Simultaneous measurements of the indoor and outdoor particle mass (PM) and particle number (PN) concentrations as well as the air temperature, relative humidity (RH), and CO2 concentrations have been conducted in 6 occupied (L) and unoccupied (V) classrooms in 3 secondary schools in Lublin, Poland, in the heating (H) and summer (S) seasons. The schools were located in residential areas where the majority of private houses are heated by means of coal-burning stoves. The ratios of the average particle concentrations in occupied and unoccupied classrooms (L/V) were higher during the heating season measurements. The ratios of the average particle concentrations during the measurements in the heating and summer seasons (H/S) were higher in occupied classrooms. In both seasons the average PM and PN concentrations amounted to 239 μg/m3 and 7.4×103/cm3 in the occupied classrooms, and to 76 μg/m3 and 5.4×103/cm3 in the unoccupied classrooms, respectively. The particle exposures experienced by students were higher in the monitored classrooms than outdoors and were on average about 50% higher in the heating than in the summer season. A positive correlation between mass concentrations of coarse particles and indoor air temperature, RH and CO2 concentrations in both seasons was observed. The concentrations of fine particles were negatively correlated with the indoor air parameters in the heating season, and positively correlated in the summer season.

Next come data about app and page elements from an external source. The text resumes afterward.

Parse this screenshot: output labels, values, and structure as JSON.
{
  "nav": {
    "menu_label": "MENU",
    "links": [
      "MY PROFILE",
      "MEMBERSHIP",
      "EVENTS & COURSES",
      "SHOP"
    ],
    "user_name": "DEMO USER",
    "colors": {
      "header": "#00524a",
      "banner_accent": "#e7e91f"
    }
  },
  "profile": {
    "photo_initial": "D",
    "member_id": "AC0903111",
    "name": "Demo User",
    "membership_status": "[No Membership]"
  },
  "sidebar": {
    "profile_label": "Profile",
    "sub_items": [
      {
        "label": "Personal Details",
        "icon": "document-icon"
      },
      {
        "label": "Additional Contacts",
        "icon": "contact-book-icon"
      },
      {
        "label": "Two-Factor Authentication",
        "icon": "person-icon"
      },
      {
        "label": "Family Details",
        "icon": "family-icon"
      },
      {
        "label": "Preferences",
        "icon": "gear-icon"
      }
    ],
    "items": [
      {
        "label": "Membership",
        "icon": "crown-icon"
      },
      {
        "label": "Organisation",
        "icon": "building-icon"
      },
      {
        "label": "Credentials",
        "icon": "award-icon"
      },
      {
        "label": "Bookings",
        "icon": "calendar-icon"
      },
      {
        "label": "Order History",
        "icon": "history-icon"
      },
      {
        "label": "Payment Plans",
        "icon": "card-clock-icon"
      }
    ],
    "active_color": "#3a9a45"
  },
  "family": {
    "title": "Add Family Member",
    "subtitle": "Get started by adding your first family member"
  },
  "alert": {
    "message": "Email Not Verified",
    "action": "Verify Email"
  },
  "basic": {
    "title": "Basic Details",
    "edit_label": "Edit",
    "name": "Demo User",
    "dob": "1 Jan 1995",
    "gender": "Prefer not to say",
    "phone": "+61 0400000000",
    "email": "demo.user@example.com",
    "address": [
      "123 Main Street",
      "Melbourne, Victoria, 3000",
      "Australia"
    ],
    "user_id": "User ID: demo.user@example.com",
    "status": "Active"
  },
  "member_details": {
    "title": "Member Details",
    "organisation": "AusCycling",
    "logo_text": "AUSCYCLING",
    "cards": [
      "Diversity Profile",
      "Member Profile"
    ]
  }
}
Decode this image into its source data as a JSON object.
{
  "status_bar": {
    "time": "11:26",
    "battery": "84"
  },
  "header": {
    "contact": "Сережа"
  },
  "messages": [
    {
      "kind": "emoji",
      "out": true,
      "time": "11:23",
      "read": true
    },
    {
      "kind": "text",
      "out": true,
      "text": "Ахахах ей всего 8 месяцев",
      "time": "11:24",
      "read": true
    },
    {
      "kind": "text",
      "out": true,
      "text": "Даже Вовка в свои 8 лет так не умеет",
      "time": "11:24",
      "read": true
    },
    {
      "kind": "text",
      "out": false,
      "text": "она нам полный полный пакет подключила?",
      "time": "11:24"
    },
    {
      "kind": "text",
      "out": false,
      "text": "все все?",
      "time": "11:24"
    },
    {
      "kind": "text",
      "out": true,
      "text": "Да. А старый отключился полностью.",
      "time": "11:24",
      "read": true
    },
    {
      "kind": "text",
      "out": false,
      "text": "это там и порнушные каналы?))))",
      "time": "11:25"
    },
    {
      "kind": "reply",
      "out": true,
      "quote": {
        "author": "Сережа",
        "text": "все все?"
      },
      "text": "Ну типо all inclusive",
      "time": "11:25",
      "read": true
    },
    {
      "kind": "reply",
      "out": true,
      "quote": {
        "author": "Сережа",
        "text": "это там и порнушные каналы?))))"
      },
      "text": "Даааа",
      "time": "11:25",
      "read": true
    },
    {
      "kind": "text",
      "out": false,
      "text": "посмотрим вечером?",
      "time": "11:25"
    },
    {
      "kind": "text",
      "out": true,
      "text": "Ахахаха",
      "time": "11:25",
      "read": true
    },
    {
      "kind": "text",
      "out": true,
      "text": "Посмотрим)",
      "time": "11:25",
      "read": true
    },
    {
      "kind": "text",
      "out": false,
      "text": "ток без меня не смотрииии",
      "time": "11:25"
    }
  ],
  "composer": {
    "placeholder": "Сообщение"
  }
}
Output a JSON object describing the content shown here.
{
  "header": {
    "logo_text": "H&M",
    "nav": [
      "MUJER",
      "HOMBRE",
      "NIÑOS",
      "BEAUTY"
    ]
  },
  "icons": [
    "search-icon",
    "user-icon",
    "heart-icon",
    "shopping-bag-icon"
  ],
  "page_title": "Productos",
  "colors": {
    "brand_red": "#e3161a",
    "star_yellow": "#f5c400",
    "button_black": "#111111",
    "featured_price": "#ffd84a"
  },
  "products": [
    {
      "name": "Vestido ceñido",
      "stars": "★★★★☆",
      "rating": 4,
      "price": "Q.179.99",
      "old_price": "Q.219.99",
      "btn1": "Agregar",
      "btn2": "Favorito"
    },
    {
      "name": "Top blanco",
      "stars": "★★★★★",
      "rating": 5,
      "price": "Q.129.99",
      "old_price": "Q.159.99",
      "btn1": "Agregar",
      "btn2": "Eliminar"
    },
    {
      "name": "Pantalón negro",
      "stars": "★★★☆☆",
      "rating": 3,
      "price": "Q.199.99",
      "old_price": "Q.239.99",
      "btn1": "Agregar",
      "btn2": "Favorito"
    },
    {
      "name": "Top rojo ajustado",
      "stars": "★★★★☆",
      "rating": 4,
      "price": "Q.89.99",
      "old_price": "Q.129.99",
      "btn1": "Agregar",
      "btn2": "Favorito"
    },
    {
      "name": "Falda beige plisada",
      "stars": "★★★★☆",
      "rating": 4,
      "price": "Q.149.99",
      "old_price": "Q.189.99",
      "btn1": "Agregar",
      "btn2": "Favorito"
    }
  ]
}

Rotary kiln installation forms a very complex system, as it consists of various components which affect cement production. However, some problems with particle settling are encountered during operation of tertiary air installation. This paper reports on the results of a study into gas-particle flow in a tertiary air duct installation. This flow was calculated using Euler method for air motion and Lagrange method for particle motion. The results in this paper demonstrate that study focus on the tertiary air installation is a practical measure without the analysis of other processes in the rotary kiln. A solution to this problem offers several alternatives of modifying the inlet to the tertiary air duct. As a result of numerical calculations, we demonstrate the influence of geometry of a rotary kiln modification on the number of large particles transported in the tertiary air duct. The results indicate that in order to reduce large particles, rotary kiln head geometry needs to be modified, and a particle settler should be installed at its outlet.